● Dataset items
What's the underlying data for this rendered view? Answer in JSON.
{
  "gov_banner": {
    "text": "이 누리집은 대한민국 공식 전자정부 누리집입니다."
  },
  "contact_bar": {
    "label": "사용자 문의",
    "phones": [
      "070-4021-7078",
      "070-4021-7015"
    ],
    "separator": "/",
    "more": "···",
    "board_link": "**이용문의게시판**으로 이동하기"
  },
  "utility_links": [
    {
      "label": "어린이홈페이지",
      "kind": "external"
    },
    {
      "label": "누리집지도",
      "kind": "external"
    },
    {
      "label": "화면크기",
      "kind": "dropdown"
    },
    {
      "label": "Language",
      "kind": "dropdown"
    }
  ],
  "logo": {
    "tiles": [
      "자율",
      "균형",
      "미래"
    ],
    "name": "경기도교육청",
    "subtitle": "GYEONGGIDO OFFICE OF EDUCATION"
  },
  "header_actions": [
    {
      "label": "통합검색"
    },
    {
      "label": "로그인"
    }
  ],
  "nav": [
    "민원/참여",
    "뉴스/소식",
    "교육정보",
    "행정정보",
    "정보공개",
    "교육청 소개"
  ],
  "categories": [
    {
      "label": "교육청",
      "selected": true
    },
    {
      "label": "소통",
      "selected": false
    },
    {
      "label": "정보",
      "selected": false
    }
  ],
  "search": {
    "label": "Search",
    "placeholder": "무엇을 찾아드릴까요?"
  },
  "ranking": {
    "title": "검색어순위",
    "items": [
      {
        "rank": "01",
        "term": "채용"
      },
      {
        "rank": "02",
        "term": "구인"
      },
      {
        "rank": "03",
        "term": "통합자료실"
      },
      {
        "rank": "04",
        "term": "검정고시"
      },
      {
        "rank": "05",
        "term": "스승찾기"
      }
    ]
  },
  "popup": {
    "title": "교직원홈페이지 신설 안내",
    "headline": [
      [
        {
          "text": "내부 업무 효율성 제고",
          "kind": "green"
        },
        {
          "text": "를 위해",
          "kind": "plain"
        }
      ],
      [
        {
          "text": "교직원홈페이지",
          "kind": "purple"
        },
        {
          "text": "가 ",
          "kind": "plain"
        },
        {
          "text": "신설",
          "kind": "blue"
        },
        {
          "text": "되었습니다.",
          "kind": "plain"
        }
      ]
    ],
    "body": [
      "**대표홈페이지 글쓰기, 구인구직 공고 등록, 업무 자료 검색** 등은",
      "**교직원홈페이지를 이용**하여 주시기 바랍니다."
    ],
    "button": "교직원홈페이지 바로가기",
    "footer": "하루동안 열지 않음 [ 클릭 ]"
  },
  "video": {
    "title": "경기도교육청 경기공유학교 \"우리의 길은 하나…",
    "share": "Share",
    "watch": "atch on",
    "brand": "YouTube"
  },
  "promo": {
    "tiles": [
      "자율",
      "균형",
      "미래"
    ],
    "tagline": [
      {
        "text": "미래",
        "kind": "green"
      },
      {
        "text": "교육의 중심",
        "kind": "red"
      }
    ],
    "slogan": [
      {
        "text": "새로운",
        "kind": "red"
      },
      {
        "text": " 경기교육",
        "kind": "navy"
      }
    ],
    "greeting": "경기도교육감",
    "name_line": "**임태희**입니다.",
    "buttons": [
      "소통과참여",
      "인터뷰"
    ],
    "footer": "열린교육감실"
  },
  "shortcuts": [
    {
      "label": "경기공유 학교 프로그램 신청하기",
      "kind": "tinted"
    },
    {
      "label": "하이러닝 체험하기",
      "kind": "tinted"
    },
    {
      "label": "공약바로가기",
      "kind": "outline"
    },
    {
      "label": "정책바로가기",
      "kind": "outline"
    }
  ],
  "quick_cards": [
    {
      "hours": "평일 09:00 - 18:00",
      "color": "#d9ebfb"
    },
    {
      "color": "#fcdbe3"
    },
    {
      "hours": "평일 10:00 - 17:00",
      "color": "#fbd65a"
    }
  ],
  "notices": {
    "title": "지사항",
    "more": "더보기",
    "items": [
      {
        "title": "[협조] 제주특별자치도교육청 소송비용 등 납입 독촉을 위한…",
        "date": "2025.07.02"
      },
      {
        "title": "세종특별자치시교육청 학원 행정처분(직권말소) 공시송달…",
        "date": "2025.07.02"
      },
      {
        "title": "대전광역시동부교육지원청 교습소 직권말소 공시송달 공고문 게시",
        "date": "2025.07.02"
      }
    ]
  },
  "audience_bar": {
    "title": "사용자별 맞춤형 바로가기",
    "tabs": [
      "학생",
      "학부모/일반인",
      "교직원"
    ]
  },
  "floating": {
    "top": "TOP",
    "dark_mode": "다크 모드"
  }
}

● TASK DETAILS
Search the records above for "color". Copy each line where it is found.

● RESULT OF THIS TASK
      "color": "#d9ebfb"
      "color": "#fcdbe3"
      "color": "#fbd65a"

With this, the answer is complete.